During the revolt of the Czech nobility he stood on the side of the Habsburgs, and took part in the Battle of White Mountain. After the uprising was defeated in 1620 he systematically acquired property confiscated from some of the rebels, and the Liechtensteins became the wealthiest family in Moravia, rising in status above the Žerotíns. Their enormous land holdings brought them great profits, and eventually allowed them to carry out their grandious building projects here in Lednice.
In the 16th century it was probably Hartmann II of Liechtenstein who had the old medieval water castle torn down and replaced with a Renaissance chateau. At the end of the 17th century the chateau was torn down and a Baroque palace was built, with an extensive formal garden, and a massive riding hall designed by Johann Bernard Fischer von Erlach that still stands in almost unaltered form.
In the mid-18th century the chateau was again renovated, and in 1815 its front tracts that had been part of the Baroque chateau were removed.

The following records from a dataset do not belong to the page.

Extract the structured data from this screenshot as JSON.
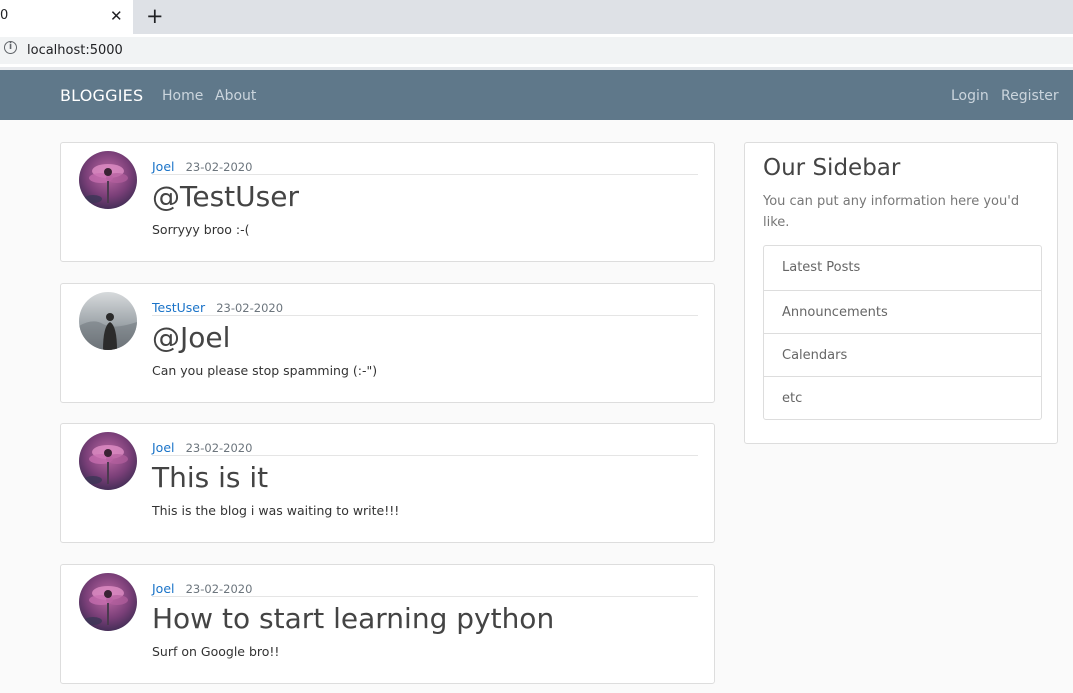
{
  "browser": {
    "tab_title": "0",
    "close_glyph": "✕",
    "new_tab_glyph": "+",
    "info_glyph": "i",
    "url": "localhost:5000"
  },
  "navbar": {
    "brand": "BLOGGIES",
    "links": [
      "Home",
      "About"
    ],
    "right_links": [
      "Login",
      "Register"
    ],
    "bg_color": "#5f788a"
  },
  "posts": [
    {
      "author": "Joel",
      "date": "23-02-2020",
      "title": "@TestUser",
      "body": "Sorryyy broo :-(",
      "avatar": "flower-avatar"
    },
    {
      "author": "TestUser",
      "date": "23-02-2020",
      "title": "@Joel",
      "body": "Can you please stop spamming (:-\")",
      "avatar": "person-avatar"
    },
    {
      "author": "Joel",
      "date": "23-02-2020",
      "title": "This is it",
      "body": "This is the blog i was waiting to write!!!",
      "avatar": "flower-avatar"
    },
    {
      "author": "Joel",
      "date": "23-02-2020",
      "title": "How to start learning python",
      "body": "Surf on Google bro!!",
      "avatar": "flower-avatar"
    }
  ],
  "sidebar": {
    "title": "Our Sidebar",
    "description": "You can put any information here you'd like.",
    "items": [
      "Latest Posts",
      "Announcements",
      "Calendars",
      "etc"
    ]
  },
  "colors": {
    "author_link": "#1a73c8",
    "page_bg": "#fafafa"
  }
}
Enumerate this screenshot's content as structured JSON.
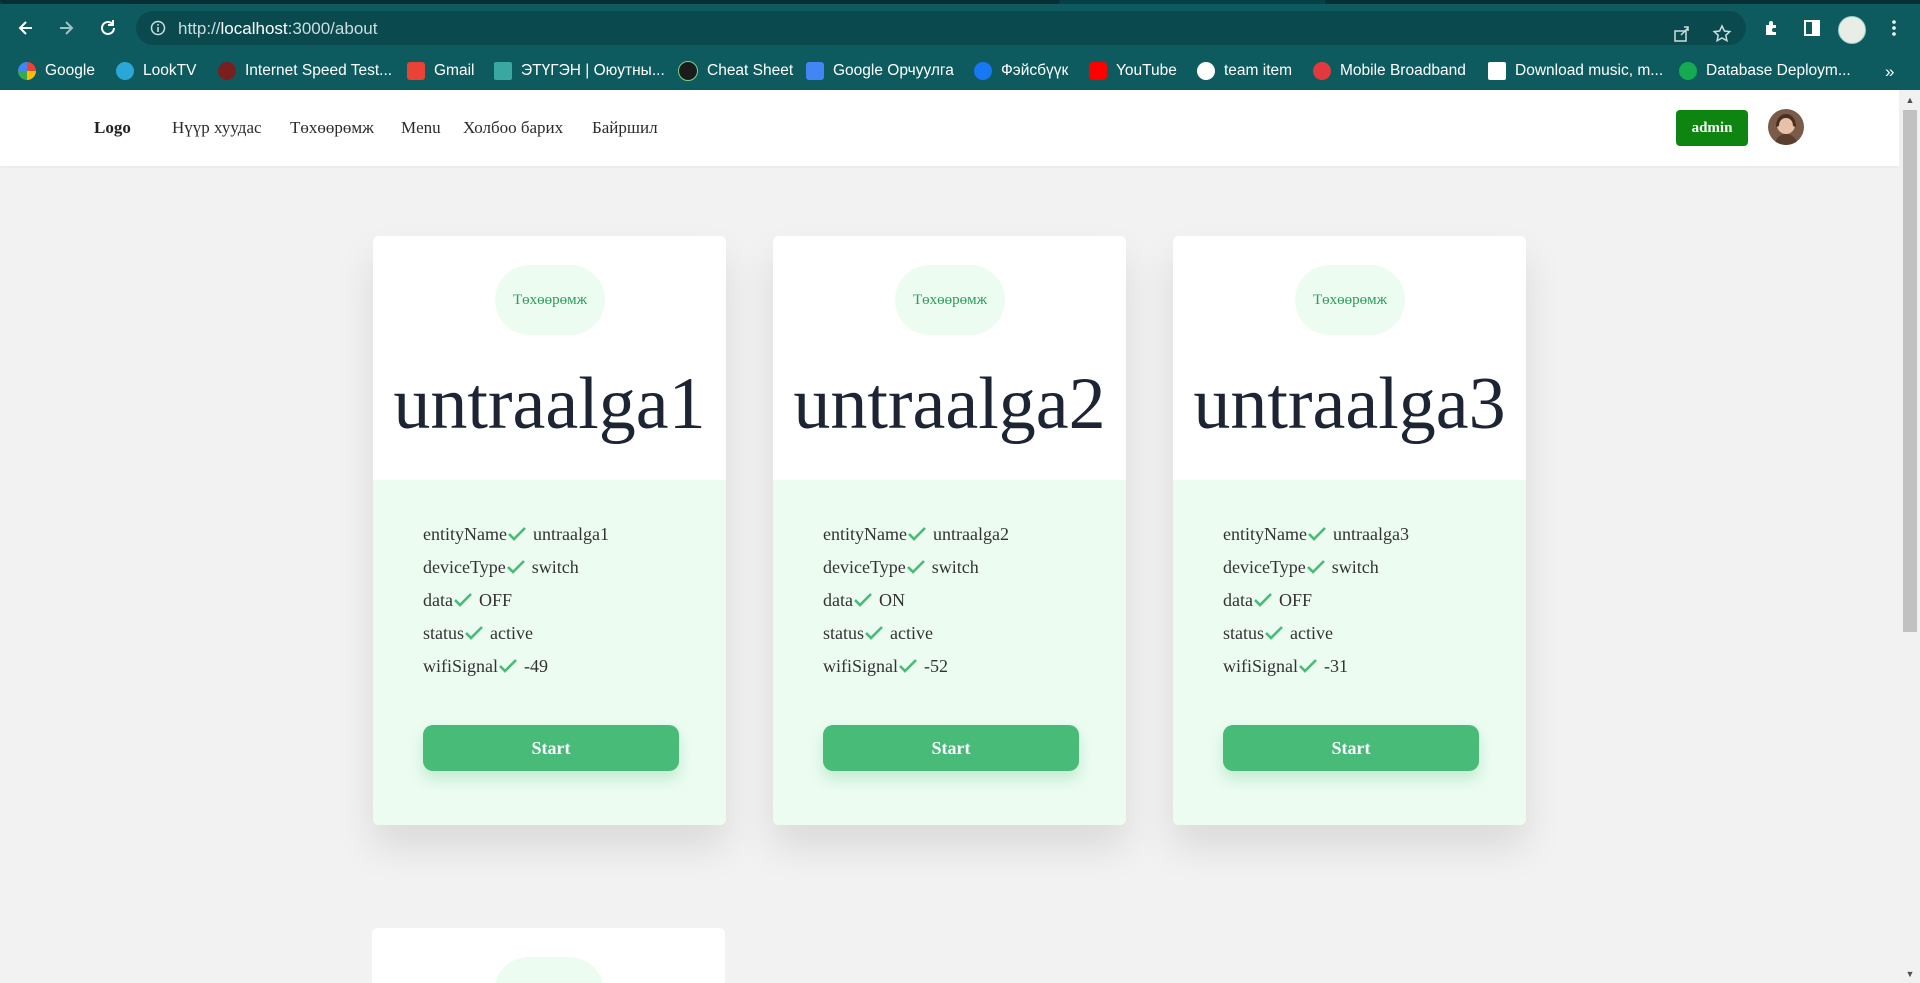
{
  "browser": {
    "url_prefix": "http://",
    "url_host": "localhost",
    "url_rest": ":3000/about",
    "bookmarks": [
      {
        "label": "Google",
        "icon": "google-icon",
        "color": "#ffffff"
      },
      {
        "label": "LookTV",
        "icon": "looktv-icon",
        "color": "#2aa7d6"
      },
      {
        "label": "Internet Speed Test...",
        "icon": "speedtest-icon",
        "color": "#c0392b"
      },
      {
        "label": "Gmail",
        "icon": "gmail-icon",
        "color": "#ea4335"
      },
      {
        "label": "ЭТҮГЭН | Оюутны...",
        "icon": "etugen-icon",
        "color": "#3aa7a0"
      },
      {
        "label": "Cheat Sheet",
        "icon": "cheatsheet-icon",
        "color": "#1b1b1b"
      },
      {
        "label": "Google Орчуулга",
        "icon": "google-translate-icon",
        "color": "#4285f4"
      },
      {
        "label": "Фэйсбүүк",
        "icon": "facebook-icon",
        "color": "#1877f2"
      },
      {
        "label": "YouTube",
        "icon": "youtube-icon",
        "color": "#ff0000"
      },
      {
        "label": "team item",
        "icon": "globe-icon",
        "color": "#ffffff"
      },
      {
        "label": "Mobile Broadband",
        "icon": "huawei-icon",
        "color": "#e03a3e"
      },
      {
        "label": "Download music, m...",
        "icon": "download-icon",
        "color": "#ffffff"
      },
      {
        "label": "Database Deploym...",
        "icon": "mongodb-icon",
        "color": "#13aa52"
      }
    ],
    "more": "»"
  },
  "header": {
    "logo": "Logo",
    "nav": [
      "Нүүр хуудас",
      "Төхөөрөмж",
      "Menu",
      "Холбоо барих",
      "Байршил"
    ],
    "admin_label": "admin"
  },
  "cards": [
    {
      "badge": "Төхөөрөмж",
      "title": "untraalga1",
      "fields": [
        {
          "key": "entityName",
          "value": "untraalga1"
        },
        {
          "key": "deviceType",
          "value": "switch"
        },
        {
          "key": "data",
          "value": "OFF"
        },
        {
          "key": "status",
          "value": "active"
        },
        {
          "key": "wifiSignal",
          "value": "-49"
        }
      ],
      "button": "Start"
    },
    {
      "badge": "Төхөөрөмж",
      "title": "untraalga2",
      "fields": [
        {
          "key": "entityName",
          "value": "untraalga2"
        },
        {
          "key": "deviceType",
          "value": "switch"
        },
        {
          "key": "data",
          "value": "ON"
        },
        {
          "key": "status",
          "value": "active"
        },
        {
          "key": "wifiSignal",
          "value": "-52"
        }
      ],
      "button": "Start"
    },
    {
      "badge": "Төхөөрөмж",
      "title": "untraalga3",
      "fields": [
        {
          "key": "entityName",
          "value": "untraalga3"
        },
        {
          "key": "deviceType",
          "value": "switch"
        },
        {
          "key": "data",
          "value": "OFF"
        },
        {
          "key": "status",
          "value": "active"
        },
        {
          "key": "wifiSignal",
          "value": "-31"
        }
      ],
      "button": "Start"
    }
  ],
  "colors": {
    "accent_green": "#48bb78",
    "admin_green": "#0d8510",
    "card_tint": "#ecfcf1",
    "chrome_teal": "#0d5b5f"
  }
}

The chateau as it looks today dates from 1846-1858, when Prince Alois II decided that Vienna was not suitable for entertaining in the summer, and had Lednice rebuilt into a summer palace in the spirit of English Gothic. The hall on the ground floor would serve to entertain the European aristocracy at sumptuous banquets, and was furnished with carved wood ceilings, wooden panelling, and select furniture, surpassing anything of its kind in Europe.